The Visigoths lived in Spain for three centuries. However, Visigothic — an East Germanic language — had a limited influence on the Spanish language. Only a few military words were adopted (e.g. guardián “guardian”, from Visigothic wardjan). The Arabic-speaking Muslims, on the other hand, had a greater influence. According to the etymological dictionary Diccionario crítico etimológico castellano e hispánico over 1,000 words of the Spanish language have an Arabic origin, covering several fields such as law, chemistry, mathematics, architecture and astronomy.
After the reconquista, the first Spanish settlers began to arrive in America, where they entered into contact with native American languages. As a result, new words were integrated into the Spanish vocabulary, such asguacamole, awakamolli, which comes from awakatl “avocado” + molli “sauce”, from Nahuatl; cóndor “condor”,kuntur, from Quechua; or canoa “canoe”, canaoua, from Carib. When the Spanish conquistadores arrived in the Philippines they caused a great linguistic impact and, although most of the loanwords were from Spanish into the Philippine languages, a few Philippine words made it into the Spanish dictionary — pantalán “wooden pier”, frompantalán, and tuba “palm wine”, from tuba, are some of them.
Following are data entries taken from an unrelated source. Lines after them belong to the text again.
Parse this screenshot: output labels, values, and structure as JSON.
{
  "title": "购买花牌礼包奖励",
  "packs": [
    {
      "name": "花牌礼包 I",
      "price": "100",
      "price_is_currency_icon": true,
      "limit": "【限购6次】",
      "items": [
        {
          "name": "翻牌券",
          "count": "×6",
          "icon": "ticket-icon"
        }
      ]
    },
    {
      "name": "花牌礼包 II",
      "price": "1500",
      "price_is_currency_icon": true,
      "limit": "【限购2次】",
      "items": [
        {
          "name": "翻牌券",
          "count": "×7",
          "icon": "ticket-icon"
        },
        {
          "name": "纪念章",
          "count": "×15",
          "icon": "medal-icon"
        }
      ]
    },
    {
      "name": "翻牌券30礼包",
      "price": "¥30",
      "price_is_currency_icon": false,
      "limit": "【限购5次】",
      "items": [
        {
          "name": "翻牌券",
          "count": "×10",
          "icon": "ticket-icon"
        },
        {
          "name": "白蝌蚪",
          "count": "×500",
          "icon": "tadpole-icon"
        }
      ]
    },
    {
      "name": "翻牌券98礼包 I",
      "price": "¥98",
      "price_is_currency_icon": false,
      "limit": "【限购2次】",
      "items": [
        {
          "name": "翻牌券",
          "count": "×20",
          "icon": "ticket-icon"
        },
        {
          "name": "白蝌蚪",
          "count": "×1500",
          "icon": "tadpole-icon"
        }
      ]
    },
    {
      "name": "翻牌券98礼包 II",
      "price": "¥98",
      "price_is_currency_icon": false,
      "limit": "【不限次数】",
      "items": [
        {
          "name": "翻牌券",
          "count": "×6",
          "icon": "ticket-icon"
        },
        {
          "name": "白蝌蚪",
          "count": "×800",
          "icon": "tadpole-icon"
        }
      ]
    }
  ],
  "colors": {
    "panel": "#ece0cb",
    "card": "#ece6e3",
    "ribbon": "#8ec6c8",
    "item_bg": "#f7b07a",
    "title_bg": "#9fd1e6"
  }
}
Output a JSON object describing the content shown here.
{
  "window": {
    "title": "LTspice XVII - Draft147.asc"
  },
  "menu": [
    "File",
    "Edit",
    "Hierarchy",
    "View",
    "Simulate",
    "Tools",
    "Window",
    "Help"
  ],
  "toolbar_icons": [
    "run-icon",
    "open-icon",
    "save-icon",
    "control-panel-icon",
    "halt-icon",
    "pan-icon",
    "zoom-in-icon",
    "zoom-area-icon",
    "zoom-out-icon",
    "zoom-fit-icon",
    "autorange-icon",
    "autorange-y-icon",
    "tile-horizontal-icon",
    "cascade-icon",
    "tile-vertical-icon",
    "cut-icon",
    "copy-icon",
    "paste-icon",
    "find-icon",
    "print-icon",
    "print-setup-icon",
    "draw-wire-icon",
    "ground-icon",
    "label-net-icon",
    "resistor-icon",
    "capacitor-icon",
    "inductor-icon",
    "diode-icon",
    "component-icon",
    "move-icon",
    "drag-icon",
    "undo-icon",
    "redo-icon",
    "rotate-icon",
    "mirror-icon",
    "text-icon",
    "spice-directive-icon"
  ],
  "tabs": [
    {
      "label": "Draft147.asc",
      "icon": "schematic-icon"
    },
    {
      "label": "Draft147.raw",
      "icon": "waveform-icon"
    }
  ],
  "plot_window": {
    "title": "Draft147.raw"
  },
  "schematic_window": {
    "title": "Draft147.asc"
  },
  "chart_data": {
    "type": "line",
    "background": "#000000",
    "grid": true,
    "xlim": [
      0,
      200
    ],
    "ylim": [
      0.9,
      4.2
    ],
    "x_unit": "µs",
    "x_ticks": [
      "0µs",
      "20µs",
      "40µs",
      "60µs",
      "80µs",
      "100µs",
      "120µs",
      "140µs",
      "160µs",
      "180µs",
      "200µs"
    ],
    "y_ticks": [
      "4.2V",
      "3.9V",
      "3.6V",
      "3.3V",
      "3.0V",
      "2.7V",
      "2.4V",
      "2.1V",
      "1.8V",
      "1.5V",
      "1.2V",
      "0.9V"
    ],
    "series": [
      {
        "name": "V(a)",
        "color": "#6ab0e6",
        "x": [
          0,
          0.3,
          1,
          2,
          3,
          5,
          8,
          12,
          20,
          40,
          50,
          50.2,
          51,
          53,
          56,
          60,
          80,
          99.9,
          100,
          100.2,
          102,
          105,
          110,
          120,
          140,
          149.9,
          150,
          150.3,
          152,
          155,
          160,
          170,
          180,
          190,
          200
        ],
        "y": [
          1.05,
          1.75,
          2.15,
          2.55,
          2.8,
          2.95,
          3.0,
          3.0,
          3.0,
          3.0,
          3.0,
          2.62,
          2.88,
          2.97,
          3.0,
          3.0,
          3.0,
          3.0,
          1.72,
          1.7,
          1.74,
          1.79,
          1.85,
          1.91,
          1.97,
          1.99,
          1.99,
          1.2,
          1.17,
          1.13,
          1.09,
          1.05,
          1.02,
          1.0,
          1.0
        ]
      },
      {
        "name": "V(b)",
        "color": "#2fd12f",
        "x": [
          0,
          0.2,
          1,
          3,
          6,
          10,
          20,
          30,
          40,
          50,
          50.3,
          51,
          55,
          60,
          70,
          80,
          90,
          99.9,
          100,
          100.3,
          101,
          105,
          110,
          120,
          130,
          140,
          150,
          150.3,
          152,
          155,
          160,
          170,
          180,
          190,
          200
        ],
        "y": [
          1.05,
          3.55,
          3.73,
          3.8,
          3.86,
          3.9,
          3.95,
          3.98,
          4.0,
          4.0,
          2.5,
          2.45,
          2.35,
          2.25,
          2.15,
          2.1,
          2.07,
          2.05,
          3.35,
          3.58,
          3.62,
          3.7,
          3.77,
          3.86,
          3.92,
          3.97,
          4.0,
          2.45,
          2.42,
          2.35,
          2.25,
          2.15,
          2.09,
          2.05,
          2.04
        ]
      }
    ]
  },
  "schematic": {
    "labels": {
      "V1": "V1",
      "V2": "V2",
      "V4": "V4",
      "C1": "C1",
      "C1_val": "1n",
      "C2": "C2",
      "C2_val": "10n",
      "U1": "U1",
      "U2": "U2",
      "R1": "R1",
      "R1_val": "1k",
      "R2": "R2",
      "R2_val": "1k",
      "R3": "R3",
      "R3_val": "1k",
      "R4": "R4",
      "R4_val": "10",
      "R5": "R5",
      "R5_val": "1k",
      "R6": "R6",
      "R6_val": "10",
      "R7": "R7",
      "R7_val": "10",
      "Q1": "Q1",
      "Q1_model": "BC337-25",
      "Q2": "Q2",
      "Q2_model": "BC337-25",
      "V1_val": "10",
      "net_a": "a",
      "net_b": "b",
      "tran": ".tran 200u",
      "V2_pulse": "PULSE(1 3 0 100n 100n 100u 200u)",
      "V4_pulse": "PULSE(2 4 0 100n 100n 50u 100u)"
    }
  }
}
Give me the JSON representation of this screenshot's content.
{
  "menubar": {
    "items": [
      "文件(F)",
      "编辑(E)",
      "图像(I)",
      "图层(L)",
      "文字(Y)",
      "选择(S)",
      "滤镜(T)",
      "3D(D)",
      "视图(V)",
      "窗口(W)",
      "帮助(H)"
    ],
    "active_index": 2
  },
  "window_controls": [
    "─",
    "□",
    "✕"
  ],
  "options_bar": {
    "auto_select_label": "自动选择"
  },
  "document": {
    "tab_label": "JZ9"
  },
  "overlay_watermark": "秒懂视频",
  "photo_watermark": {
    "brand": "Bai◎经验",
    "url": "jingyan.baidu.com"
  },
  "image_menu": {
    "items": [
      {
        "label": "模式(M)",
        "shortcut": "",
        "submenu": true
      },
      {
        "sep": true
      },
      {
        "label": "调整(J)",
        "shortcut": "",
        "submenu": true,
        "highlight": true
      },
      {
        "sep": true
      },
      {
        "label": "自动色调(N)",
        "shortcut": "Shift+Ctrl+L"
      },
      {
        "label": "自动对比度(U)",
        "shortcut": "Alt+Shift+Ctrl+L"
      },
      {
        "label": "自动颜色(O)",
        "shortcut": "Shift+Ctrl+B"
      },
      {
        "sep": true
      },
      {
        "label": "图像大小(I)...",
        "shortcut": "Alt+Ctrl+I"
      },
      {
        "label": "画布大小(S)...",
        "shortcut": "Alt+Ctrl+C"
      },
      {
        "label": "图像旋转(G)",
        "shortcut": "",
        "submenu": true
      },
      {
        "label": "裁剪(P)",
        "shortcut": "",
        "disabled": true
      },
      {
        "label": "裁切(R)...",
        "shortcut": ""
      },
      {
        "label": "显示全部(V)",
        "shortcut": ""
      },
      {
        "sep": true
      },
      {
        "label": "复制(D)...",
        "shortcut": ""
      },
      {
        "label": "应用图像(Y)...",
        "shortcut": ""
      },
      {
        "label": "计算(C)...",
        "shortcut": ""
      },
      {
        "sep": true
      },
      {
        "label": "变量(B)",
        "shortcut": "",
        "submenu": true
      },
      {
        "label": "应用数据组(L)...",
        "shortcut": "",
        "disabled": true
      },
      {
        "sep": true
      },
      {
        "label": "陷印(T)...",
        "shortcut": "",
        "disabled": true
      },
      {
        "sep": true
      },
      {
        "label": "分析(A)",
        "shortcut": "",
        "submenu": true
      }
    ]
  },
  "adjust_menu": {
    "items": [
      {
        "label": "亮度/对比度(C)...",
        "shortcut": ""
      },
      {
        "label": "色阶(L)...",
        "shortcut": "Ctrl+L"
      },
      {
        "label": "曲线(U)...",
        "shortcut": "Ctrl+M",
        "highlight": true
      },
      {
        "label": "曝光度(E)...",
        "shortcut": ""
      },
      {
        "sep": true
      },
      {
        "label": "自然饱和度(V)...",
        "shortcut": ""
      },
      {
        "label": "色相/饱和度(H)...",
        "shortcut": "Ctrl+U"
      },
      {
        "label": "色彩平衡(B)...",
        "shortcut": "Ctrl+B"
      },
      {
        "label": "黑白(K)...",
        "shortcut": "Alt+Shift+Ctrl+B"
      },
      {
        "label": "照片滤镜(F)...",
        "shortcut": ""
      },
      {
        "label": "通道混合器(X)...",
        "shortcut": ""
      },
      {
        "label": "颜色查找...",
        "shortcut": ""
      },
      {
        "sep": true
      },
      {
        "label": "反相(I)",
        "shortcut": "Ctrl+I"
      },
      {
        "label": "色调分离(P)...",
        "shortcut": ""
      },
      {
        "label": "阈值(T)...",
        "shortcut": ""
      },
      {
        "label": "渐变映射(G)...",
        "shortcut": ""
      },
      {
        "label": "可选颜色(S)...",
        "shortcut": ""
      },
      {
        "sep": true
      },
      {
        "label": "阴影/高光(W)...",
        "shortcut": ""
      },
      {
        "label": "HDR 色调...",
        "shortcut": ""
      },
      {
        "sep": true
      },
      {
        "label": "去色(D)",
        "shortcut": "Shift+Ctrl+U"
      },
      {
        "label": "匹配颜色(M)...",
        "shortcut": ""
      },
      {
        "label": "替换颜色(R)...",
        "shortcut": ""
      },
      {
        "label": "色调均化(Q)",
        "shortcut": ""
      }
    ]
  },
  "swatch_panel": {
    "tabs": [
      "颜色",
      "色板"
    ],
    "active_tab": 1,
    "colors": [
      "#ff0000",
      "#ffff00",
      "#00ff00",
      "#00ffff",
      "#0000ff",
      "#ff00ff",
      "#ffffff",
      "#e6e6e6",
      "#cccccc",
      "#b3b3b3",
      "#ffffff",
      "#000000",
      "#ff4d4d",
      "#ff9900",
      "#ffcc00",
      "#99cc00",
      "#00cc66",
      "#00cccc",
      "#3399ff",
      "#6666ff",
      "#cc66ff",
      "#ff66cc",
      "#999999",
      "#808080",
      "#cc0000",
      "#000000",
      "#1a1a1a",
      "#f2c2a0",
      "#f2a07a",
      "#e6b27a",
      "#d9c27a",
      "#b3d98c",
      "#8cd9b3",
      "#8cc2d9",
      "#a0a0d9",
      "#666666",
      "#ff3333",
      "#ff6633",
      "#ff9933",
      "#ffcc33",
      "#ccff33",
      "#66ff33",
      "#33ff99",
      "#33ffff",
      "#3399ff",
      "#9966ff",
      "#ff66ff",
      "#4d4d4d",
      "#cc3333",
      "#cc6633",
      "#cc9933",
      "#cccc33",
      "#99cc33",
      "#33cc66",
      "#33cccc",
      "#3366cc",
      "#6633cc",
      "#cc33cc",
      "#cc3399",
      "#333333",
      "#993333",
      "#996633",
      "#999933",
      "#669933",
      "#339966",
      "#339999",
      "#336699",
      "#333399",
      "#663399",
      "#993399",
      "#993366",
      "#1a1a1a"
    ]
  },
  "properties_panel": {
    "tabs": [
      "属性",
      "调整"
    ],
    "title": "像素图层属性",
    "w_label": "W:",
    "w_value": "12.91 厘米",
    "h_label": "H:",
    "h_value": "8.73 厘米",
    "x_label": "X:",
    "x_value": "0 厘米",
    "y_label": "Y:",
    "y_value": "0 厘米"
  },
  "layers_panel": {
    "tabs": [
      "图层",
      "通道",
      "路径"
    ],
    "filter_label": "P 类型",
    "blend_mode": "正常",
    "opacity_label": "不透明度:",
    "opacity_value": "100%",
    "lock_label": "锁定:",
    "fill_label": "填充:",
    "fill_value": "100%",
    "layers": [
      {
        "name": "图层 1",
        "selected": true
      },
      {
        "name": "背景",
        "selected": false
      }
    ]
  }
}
Finally, during the modern times, Spanish has borrowed words and expressions from different European languages such as French (chófer “chauffeur”, from chauffeur), Hungarian (coche “car”, from kocsi), German (brindis “toast, as a call to a gathering of people to raise their glasses and drink together”, from bring dir’s) and, of course, English (tráiler “trailer”, digitalizar “digitalize”, etc.)
Taken from Translations Lisko: 24.08.11